Retrofit is very important for the Alfa Laval; it has 50% of the world’s retrofit installations; it has IMO and USCG approved systems and covers a wide range of32–3000 (6000) m3/h capacities. However, it is not all about technology but also experience as no customer is the same, no ship is the same and no project is the same as well. There are a lot of things that can go wrong; delay delieveries; increased installation cost etc. You may learn from the experience. Thus, from several retrofit projects the company has taken that on board and now knows how to do better and what to advise the customer
- Invest time in the project - More complex and time consuming than many tend to expect
- Identify the needs of your fleet - Focus on performance
- Commit for the long term - Ensure availability of spare parts, technical support and advice for the lifetime of the system
- Look closely at total cost of ownership (TCO) - Installation cost, lifecycle cost, operational cost, and cost of non-compliance
All in all, there are four cornerstones for success; performance; experience; organisations; OPEX and LCC. If one of them is missing, you will probably compromise on the end result.
Alfa Laval has issued a summary of the legislation and different technologies helping the ship-owners before doing the selection.
Above text is an edited article of Kristina Effler’s presentation during 2017 GREEN4SEA Conference & Awards
You may view her presentation video by clicking here
|Click here to view all the presentations of 2017 GREEN4SEA Conference & Awards|
The views presented hereabove are only those of the author and not necessarily those of GREEN4SEA and are for information sharing and discussion purposes only.
Kristina Effler, Global Business Manager, PureBallast, Alfa Laval

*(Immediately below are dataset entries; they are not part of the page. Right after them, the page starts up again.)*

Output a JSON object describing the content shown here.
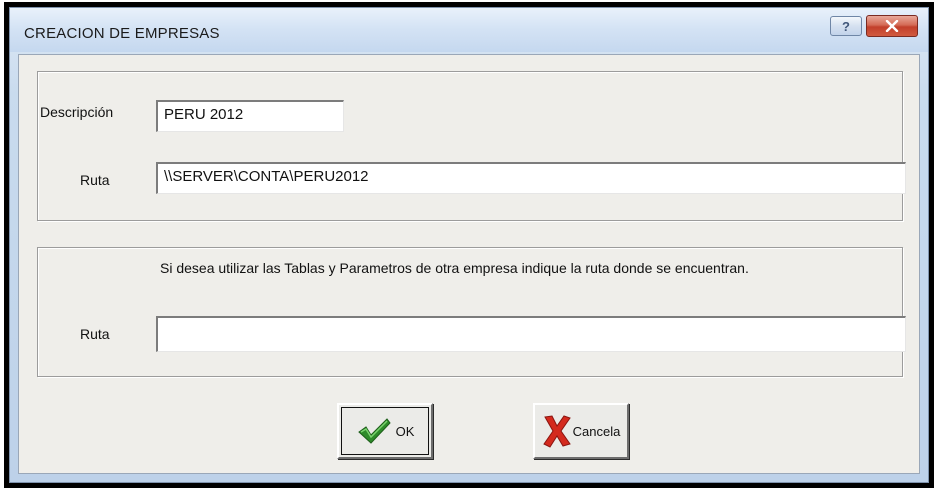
{
  "window": {
    "title": "CREACION DE EMPRESAS",
    "help_glyph": "?",
    "close_glyph": "✕"
  },
  "section1": {
    "descripcion_label": "Descripción",
    "descripcion_value": "PERU 2012",
    "ruta_label": "Ruta",
    "ruta_value": "\\\\SERVER\\CONTA\\PERU2012"
  },
  "section2": {
    "note": "Si desea utilizar las Tablas y Parametros de otra empresa indique la ruta donde se encuentran.",
    "ruta_label": "Ruta",
    "ruta_value": ""
  },
  "buttons": {
    "ok_label": "OK",
    "ok_icon": "checkmark-icon",
    "cancel_label": "Cancela",
    "cancel_icon": "x-icon"
  },
  "colors": {
    "ok_check": "#2e8b2a",
    "cancel_x": "#d42a1e"
  }
}
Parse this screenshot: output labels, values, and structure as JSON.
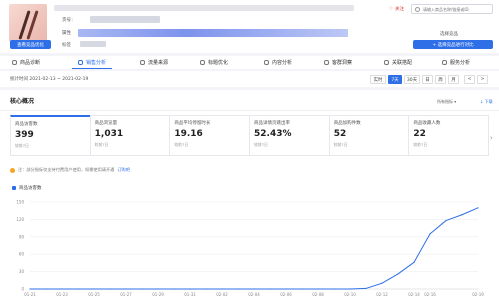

Kristina’s responsibility is to drive the business growth of Alfa Laval PureBallast towards a profitable business and safeguard market leadership. Kristina leads a team of 7 people, dedicated to work with the Business growth of PureBallast.
Kristina has been employed by Alfa Laval since 2004 in various positions; as Senior project manager leading global cross functional Product Development, as Modularisation manager, recently as Global Busines manager of Alfa Lavals solution PureNOx, starting up the business area from scratch.
Kristina has a Master of Science Mech. Engineering and a Bachelor of Science Mech. Engineering.